**About this task:**
Tally every line of the entries that contains the string "screenshot", then reply with only that number.

**Source material:**
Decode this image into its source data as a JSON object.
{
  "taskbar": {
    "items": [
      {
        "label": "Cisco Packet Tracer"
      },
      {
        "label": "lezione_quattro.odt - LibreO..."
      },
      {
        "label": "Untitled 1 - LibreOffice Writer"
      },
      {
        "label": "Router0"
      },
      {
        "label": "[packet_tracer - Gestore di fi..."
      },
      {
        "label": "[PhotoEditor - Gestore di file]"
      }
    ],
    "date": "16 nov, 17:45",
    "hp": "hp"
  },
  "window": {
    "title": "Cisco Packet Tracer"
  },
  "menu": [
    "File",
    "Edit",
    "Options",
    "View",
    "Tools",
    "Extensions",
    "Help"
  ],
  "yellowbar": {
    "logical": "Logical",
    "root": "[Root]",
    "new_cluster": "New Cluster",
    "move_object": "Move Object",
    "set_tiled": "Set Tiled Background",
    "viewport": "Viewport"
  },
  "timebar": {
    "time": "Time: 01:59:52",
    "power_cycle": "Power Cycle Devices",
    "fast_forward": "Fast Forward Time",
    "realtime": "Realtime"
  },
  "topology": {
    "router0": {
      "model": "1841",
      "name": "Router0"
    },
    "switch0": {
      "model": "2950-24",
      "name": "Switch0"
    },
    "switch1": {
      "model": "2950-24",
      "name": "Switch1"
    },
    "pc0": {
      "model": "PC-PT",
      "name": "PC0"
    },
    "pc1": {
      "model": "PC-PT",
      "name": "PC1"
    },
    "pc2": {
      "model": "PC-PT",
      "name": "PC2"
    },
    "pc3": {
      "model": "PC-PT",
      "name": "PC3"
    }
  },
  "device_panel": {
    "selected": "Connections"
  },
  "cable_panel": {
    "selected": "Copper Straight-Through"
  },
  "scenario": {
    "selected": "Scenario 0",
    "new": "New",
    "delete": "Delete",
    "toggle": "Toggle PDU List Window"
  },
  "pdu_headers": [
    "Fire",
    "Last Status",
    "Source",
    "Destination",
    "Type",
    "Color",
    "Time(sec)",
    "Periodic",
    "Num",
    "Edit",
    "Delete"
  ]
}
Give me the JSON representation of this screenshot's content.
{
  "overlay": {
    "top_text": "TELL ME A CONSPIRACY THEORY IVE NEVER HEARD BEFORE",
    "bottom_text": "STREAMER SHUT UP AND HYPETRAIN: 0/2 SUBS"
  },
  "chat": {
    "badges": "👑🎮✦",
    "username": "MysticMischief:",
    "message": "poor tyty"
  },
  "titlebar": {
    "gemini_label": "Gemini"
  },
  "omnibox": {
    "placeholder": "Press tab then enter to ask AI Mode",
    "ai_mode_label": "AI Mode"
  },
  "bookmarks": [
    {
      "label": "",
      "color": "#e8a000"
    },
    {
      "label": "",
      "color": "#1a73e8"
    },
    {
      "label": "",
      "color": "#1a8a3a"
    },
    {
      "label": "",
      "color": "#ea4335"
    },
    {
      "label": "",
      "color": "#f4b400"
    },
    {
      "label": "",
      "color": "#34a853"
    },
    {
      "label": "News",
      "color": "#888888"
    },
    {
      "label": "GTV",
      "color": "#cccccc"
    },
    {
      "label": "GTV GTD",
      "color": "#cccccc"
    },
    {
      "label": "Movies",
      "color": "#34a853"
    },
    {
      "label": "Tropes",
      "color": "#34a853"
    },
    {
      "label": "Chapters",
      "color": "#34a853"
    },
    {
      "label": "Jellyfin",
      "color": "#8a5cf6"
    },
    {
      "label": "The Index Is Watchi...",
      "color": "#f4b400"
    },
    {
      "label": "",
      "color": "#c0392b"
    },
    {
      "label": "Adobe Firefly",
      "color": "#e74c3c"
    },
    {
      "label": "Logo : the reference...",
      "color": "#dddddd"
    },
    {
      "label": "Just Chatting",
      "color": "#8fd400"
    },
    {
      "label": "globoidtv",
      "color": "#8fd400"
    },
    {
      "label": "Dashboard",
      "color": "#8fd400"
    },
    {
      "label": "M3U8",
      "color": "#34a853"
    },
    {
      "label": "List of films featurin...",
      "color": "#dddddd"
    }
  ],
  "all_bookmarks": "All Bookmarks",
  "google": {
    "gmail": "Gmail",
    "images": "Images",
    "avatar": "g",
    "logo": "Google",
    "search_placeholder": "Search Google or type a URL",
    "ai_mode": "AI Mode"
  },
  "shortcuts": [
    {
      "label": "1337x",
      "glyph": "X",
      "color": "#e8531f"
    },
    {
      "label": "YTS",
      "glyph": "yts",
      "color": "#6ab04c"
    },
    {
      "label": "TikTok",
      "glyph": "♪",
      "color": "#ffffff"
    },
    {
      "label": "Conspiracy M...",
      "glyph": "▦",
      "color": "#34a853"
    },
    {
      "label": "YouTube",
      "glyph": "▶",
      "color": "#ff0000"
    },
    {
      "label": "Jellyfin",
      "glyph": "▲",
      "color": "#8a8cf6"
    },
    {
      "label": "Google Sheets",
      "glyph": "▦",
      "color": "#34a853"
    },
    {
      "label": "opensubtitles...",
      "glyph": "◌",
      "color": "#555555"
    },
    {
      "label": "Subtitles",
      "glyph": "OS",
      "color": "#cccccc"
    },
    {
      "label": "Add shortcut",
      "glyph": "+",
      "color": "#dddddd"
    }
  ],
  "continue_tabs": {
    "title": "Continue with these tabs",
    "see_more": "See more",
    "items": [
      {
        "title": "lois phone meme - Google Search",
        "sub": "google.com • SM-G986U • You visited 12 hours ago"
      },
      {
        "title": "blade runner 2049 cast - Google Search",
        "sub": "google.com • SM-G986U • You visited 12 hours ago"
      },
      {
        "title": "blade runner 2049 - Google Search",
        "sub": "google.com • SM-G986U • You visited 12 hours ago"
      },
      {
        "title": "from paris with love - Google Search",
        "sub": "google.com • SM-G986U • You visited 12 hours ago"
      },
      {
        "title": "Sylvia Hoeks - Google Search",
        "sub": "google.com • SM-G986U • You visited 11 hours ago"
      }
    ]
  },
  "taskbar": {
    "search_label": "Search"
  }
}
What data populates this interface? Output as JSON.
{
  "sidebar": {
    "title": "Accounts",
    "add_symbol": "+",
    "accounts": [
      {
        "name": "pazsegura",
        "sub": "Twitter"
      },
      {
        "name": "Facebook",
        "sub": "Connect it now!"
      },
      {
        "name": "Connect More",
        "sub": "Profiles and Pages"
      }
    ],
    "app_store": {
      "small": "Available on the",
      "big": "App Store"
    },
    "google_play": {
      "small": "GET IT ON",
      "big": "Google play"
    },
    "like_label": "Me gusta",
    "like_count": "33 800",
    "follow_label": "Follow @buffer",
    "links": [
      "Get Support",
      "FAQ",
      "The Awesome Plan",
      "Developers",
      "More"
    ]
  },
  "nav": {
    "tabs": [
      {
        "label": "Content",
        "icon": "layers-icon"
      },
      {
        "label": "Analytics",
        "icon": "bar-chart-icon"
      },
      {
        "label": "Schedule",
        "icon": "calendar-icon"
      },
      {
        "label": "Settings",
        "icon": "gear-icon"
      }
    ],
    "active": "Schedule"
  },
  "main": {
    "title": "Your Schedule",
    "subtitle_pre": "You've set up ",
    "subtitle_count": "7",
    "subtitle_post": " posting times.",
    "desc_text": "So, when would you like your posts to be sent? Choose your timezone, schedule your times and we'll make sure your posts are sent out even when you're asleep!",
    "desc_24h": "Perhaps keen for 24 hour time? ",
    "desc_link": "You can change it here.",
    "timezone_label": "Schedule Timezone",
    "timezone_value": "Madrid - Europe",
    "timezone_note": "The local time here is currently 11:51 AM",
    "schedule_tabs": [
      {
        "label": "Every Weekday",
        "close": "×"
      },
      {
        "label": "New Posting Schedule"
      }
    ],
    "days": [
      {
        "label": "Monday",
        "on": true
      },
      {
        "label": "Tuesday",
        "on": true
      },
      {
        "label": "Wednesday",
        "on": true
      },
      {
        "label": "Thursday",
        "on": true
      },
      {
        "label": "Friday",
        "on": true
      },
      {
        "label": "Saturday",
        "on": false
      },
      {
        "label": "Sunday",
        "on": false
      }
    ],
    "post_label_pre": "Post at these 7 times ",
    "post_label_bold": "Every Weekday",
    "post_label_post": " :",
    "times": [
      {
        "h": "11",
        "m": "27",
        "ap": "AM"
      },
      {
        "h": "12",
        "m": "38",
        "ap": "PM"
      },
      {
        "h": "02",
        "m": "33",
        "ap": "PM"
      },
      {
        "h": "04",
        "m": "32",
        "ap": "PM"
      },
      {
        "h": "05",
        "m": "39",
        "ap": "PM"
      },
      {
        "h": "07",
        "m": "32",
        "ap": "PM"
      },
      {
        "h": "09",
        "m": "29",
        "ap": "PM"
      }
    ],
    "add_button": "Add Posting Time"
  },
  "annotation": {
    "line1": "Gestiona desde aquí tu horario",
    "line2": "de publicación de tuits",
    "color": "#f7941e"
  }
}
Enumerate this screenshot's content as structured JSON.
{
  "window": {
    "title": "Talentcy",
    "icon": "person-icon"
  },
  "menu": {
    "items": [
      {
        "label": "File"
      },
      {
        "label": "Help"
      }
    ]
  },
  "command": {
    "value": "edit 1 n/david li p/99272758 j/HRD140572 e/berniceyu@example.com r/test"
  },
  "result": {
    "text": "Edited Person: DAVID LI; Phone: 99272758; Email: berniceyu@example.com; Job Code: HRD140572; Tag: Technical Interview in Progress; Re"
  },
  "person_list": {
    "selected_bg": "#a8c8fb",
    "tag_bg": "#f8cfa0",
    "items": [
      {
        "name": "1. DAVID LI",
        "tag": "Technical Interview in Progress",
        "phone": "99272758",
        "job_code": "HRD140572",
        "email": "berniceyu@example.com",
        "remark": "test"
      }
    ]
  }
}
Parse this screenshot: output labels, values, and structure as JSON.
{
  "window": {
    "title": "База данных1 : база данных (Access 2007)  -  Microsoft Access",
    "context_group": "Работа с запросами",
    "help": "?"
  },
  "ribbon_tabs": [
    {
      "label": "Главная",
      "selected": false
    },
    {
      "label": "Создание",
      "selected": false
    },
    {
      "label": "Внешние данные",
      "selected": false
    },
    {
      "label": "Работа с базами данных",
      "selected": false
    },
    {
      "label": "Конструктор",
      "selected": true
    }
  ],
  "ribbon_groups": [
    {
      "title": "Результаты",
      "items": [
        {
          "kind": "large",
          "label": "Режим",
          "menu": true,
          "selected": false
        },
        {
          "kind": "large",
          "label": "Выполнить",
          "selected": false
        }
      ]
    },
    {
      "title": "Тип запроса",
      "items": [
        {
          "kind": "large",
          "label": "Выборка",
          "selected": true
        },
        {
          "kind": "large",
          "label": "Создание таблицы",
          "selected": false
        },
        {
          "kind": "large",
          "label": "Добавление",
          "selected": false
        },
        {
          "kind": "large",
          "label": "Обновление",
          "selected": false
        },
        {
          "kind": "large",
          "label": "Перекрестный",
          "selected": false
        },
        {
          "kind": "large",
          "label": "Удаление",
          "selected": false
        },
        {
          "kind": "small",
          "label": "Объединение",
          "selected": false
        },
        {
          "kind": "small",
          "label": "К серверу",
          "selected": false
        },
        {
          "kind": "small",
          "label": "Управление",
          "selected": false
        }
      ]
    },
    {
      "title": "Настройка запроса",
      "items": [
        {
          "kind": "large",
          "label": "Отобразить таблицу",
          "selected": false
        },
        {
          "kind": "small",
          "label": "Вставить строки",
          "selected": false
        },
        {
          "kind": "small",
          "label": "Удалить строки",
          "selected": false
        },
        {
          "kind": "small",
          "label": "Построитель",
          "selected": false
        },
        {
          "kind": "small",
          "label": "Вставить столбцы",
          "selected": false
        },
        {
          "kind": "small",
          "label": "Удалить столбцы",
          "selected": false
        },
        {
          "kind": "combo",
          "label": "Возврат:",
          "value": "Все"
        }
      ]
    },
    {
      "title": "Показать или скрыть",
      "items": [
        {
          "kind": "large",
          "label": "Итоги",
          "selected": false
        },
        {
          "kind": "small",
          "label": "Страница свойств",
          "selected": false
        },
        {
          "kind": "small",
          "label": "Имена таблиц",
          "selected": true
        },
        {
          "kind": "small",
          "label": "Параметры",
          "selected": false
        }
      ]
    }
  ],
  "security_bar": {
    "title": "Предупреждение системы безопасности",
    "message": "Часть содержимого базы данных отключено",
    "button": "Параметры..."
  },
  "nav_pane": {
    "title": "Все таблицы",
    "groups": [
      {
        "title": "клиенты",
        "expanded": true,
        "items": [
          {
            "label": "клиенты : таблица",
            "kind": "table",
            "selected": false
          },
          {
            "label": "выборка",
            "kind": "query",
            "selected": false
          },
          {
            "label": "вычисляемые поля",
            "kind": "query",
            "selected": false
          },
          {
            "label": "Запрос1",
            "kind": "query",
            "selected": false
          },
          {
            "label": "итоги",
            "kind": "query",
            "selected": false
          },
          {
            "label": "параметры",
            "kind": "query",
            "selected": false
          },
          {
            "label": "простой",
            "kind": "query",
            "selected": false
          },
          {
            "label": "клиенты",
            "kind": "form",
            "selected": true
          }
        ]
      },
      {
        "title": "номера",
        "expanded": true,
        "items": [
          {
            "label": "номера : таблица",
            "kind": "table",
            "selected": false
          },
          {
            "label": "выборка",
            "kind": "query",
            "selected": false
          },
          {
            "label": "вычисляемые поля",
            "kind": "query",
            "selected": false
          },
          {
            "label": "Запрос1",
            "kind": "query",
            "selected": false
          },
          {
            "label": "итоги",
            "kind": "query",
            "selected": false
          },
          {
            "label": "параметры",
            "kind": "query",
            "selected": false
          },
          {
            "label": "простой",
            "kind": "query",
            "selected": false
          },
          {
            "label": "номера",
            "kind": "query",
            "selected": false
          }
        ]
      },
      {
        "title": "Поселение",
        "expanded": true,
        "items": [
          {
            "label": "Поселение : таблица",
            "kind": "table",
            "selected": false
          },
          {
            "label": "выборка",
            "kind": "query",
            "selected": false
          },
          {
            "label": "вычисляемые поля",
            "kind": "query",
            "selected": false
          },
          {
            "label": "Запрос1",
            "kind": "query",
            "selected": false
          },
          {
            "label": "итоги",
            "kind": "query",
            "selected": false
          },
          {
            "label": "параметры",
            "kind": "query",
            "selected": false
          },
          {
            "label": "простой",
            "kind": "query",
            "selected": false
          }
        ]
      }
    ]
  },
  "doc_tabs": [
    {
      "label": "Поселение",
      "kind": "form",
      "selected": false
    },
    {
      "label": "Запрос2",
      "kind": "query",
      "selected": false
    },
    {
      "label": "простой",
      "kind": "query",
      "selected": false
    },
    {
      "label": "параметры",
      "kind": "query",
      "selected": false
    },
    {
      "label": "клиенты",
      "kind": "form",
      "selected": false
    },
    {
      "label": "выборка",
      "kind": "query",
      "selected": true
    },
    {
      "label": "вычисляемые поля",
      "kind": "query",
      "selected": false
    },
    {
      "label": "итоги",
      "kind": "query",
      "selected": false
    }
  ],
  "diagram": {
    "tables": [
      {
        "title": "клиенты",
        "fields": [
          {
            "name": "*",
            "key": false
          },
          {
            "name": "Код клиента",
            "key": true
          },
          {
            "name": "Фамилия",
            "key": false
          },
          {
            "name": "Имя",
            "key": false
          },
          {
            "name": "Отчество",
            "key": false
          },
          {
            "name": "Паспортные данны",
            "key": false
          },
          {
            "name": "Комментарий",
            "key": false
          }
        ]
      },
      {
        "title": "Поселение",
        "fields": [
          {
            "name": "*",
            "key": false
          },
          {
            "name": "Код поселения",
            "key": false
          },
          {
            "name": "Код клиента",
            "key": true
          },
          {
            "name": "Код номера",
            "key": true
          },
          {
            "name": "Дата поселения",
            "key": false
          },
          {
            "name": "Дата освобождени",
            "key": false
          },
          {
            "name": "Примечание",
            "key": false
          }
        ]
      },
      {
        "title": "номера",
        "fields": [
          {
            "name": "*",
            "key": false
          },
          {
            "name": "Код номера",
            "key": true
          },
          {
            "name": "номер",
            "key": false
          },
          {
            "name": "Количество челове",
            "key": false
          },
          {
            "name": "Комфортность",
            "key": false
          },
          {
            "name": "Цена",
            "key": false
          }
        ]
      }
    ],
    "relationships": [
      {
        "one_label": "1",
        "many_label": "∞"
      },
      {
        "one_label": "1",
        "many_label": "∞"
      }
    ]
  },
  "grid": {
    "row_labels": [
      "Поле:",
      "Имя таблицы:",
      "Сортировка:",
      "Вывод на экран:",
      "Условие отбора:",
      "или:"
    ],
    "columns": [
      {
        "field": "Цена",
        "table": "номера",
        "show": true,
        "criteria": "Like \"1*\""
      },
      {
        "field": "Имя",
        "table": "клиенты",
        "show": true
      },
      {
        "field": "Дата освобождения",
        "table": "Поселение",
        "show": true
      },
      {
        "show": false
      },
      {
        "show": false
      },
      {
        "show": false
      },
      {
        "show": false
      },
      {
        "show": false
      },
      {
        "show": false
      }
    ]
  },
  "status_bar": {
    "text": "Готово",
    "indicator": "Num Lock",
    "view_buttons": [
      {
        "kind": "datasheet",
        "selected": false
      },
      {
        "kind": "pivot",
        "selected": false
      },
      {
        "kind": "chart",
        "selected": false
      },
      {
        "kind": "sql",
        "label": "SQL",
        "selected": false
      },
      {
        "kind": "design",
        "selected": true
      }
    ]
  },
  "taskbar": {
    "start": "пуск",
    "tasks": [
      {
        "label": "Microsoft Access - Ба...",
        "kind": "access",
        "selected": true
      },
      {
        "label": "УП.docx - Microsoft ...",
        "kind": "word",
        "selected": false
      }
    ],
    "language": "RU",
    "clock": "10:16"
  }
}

**Solution to the problem:**
3